Task goal = Please set down every line of the records below exactly, without the pictures.

══════════

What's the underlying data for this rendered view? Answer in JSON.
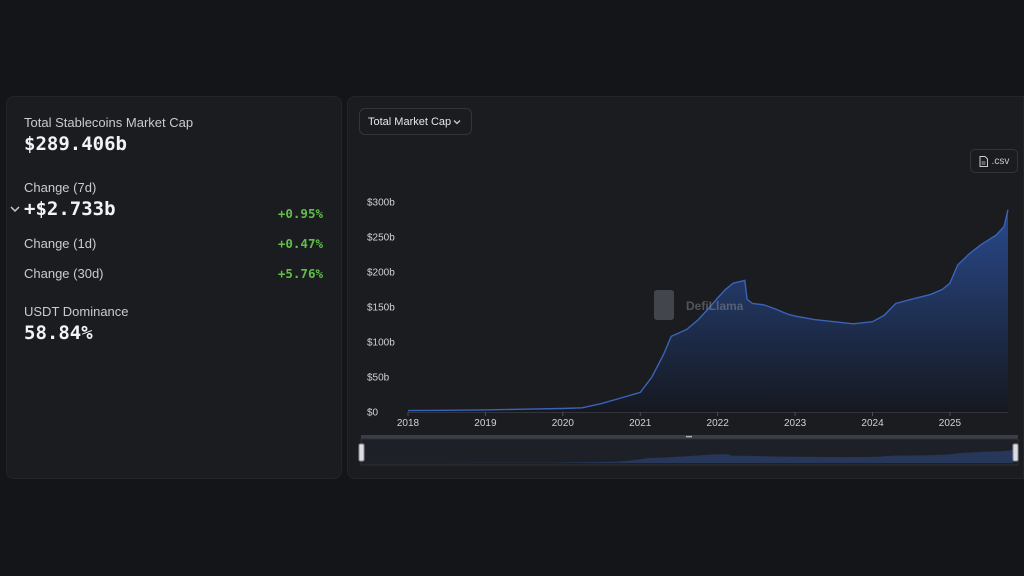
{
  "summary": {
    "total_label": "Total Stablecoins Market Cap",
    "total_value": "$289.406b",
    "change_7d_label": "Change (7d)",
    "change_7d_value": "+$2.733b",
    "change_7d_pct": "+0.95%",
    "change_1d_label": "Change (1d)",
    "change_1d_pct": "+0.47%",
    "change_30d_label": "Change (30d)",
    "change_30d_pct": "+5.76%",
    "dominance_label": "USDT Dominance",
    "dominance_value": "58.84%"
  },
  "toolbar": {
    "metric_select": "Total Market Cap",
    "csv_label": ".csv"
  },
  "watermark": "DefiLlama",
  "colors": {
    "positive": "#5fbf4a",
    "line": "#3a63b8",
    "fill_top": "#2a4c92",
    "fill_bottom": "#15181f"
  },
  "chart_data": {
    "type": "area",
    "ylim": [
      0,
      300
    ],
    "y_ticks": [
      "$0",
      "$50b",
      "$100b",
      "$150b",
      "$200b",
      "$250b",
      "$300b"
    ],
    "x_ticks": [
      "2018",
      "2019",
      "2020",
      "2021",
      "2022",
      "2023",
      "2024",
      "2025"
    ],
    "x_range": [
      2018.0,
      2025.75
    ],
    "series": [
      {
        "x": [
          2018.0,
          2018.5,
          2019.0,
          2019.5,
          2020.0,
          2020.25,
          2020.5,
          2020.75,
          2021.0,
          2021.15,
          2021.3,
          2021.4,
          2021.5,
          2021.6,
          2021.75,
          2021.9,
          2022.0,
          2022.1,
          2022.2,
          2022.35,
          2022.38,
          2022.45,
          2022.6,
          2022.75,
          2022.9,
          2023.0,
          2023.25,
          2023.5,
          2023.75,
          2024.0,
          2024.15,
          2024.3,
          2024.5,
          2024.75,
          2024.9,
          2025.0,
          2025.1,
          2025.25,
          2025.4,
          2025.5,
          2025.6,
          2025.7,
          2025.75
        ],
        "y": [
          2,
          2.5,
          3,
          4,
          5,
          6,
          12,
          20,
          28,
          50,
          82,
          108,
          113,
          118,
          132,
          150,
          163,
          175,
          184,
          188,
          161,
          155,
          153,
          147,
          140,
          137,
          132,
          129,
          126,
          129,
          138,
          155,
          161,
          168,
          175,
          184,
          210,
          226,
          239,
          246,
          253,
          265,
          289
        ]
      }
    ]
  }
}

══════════

Written response =
What's the underlying data for this rendered view? Answer in JSON.
{
  "summary": {
    "total_label": "Total Stablecoins Market Cap",
    "total_value": "$289.406b",
    "change_7d_label": "Change (7d)",
    "change_7d_value": "+$2.733b",
    "change_7d_pct": "+0.95%",
    "change_1d_label": "Change (1d)",
    "change_1d_pct": "+0.47%",
    "change_30d_label": "Change (30d)",
    "change_30d_pct": "+5.76%",
    "dominance_label": "USDT Dominance",
    "dominance_value": "58.84%"
  },
  "toolbar": {
    "metric_select": "Total Market Cap",
    "csv_label": ".csv"
  },
  "watermark": "DefiLlama",
  "colors": {
    "positive": "#5fbf4a",
    "line": "#3a63b8",
    "fill_top": "#2a4c92",
    "fill_bottom": "#15181f"
  },
  "chart_data": {
    "type": "area",
    "ylim": [
      0,
      300
    ],
    "y_ticks": [
      "$0",
      "$50b",
      "$100b",
      "$150b",
      "$200b",
      "$250b",
      "$300b"
    ],
    "x_ticks": [
      "2018",
      "2019",
      "2020",
      "2021",
      "2022",
      "2023",
      "2024",
      "2025"
    ],
    "x_range": [
      2018.0,
      2025.75
    ],
    "series": [
      {
        "x": [
          2018.0,
          2018.5,
          2019.0,
          2019.5,
          2020.0,
          2020.25,
          2020.5,
          2020.75,
          2021.0,
          2021.15,
          2021.3,
          2021.4,
          2021.5,
          2021.6,
          2021.75,
          2021.9,
          2022.0,
          2022.1,
          2022.2,
          2022.35,
          2022.38,
          2022.45,
          2022.6,
          2022.75,
          2022.9,
          2023.0,
          2023.25,
          2023.5,
          2023.75,
          2024.0,
          2024.15,
          2024.3,
          2024.5,
          2024.75,
          2024.9,
          2025.0,
          2025.1,
          2025.25,
          2025.4,
          2025.5,
          2025.6,
          2025.7,
          2025.75
        ],
        "y": [
          2,
          2.5,
          3,
          4,
          5,
          6,
          12,
          20,
          28,
          50,
          82,
          108,
          113,
          118,
          132,
          150,
          163,
          175,
          184,
          188,
          161,
          155,
          153,
          147,
          140,
          137,
          132,
          129,
          126,
          129,
          138,
          155,
          161,
          168,
          175,
          184,
          210,
          226,
          239,
          246,
          253,
          265,
          289
        ]
      }
    ]
  }
}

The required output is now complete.